The tandem disk harrow is the most commonly used tillage implement in the Corn Belt. Typically, the disk harrow is followed by a field cultivator for final seedbed preparation.
About 40 to 70% of the residue generally remains on the surface after a single disking of corn, grain sorghum or wheat residue. Generally, disking corn or grain sorghum residue more than twice buries too much residue for effective erosion control. One disking is adequate if using a field cultivator for final seedbed preparation. However, in fragile residue, even a single pass with any commonly used tillage implement does not leave enough residue for substantial erosion control.
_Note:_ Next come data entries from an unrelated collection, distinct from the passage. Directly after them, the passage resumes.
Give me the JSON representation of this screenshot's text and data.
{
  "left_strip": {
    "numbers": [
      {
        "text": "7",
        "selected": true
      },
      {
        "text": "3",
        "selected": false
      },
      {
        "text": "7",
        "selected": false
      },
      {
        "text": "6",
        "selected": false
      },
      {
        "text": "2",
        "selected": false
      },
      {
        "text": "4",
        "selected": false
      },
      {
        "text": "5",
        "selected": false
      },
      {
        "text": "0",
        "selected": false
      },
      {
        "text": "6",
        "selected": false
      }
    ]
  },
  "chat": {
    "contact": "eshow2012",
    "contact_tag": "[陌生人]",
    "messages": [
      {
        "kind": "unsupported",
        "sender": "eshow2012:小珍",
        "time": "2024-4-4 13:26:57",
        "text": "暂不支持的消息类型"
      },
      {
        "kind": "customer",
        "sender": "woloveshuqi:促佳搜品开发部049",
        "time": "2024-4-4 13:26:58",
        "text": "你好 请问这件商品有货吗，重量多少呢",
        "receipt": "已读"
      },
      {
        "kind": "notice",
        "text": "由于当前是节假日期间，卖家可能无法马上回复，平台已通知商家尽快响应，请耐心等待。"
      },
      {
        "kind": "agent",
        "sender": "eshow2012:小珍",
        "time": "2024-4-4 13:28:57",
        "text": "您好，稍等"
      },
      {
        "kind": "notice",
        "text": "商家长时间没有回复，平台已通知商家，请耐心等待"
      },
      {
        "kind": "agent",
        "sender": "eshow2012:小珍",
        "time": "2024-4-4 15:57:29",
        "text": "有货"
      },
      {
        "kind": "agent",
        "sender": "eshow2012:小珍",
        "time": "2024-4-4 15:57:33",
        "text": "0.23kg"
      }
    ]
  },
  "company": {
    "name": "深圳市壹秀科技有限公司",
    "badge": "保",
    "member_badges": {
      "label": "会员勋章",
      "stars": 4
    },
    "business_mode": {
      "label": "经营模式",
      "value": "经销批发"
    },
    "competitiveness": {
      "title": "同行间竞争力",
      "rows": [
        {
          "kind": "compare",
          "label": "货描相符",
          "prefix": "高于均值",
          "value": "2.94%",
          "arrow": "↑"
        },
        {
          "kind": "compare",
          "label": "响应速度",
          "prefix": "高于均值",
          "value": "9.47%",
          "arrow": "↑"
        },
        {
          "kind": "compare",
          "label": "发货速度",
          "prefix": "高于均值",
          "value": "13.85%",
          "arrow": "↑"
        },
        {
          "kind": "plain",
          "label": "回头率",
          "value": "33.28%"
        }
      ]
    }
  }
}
Fall disking saves time in the spring but the erosion potential from wind and rain increases, while snow entrapment decreases. A spring disk system minimizes erosion during the winter and is well suited to adequately drained and lighter textured soils.
A disk incorporates herbicides and other surface applied products. A common problem is disking when soils are too wet. Disking wet soils results in non-uniform incorporation, creates clods that require additional tillage operations, and leaves a compacted soil layer below the depth of disking that can restrict root growth and reduce yields, especially in dry years.
A field cultivator accomplishes secondary tillage immediately preceding planting. The amount of residue covered by a field cultivator depends on the amount of time and weathering since the primary tillage operation. If field cultivation occurs two to three days after primary tillage, the field cultivator may not reduce the residue any further. In some circumstances, particularly with corn residue, field cultivation soon after primary tillage redistributes residue and may slightly improve percent coverage. On the other hand, if time between primary tillage and field cultivation allows for some decomposition, a field cultivator significantly reduces residue cover.
One pass of a field cultivator or combination tillage implement is an alternative to a disk. The most common one-pass tillage system is used in soybean residue. While a one-pass system is successful in terms of yield and reduced costs compared to more intensive tillage, there is not enough soybean residue to effectively reduce soil losses on fields prone to erosion.